> [LISTED RECORDS]
####################

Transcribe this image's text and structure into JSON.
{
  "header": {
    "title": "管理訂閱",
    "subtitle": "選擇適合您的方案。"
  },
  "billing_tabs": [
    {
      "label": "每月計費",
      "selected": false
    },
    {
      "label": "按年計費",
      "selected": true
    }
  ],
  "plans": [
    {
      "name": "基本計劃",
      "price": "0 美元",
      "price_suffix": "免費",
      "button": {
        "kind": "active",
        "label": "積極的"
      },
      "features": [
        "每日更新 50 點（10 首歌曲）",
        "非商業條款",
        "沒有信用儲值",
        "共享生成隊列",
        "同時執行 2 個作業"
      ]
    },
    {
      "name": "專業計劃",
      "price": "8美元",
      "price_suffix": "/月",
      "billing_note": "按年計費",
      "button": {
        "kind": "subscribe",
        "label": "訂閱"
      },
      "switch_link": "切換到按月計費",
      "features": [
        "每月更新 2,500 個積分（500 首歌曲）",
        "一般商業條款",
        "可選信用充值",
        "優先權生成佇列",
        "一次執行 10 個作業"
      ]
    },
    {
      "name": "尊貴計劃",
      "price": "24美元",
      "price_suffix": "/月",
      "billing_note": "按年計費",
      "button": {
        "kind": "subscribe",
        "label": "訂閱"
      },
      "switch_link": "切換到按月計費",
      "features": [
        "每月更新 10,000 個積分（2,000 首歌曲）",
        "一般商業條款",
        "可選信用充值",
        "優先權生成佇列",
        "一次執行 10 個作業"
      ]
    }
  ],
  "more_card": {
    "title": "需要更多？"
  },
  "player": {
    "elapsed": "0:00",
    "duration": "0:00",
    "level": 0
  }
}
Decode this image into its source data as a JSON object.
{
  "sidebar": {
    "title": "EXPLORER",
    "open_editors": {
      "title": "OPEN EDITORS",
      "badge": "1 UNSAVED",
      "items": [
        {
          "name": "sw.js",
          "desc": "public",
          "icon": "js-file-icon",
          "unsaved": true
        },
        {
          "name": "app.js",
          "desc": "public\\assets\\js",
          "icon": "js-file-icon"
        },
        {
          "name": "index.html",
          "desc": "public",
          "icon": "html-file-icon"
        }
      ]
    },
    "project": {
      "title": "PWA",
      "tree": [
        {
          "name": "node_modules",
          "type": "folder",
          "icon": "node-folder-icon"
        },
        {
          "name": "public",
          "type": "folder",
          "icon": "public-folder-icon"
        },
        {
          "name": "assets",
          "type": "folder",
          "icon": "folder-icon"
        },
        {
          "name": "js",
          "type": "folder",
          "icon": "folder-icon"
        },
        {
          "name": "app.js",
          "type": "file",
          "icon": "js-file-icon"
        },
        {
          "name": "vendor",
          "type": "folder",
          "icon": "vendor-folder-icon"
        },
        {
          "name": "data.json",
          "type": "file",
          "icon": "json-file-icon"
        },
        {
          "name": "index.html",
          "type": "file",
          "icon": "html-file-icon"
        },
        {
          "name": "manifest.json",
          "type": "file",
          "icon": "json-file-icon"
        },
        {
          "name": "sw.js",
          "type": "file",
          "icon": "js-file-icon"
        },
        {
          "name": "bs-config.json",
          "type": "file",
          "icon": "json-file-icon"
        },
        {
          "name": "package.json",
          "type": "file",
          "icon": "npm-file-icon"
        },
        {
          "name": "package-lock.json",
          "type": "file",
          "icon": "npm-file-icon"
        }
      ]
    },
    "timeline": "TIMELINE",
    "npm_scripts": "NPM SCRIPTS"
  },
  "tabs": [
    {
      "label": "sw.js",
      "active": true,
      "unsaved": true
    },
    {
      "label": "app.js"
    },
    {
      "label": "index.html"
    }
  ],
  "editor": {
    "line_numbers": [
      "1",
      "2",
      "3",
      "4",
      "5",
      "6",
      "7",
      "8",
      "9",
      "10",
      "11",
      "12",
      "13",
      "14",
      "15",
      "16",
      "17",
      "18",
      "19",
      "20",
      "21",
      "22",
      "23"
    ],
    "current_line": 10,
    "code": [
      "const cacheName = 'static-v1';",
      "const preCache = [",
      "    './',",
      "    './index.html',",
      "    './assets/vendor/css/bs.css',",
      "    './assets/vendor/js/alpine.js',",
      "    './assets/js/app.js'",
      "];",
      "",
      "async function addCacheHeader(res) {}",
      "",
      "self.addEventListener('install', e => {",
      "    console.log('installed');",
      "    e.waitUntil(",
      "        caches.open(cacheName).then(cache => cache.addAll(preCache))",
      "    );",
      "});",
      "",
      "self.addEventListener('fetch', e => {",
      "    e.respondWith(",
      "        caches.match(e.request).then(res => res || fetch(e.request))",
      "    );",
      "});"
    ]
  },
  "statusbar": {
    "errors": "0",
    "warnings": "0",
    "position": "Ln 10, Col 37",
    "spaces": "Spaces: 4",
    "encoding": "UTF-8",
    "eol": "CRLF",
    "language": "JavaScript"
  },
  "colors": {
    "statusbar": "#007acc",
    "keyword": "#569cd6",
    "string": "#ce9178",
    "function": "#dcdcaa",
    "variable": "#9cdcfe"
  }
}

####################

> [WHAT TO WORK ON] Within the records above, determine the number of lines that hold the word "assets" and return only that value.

> [WORKED SOLUTION] 5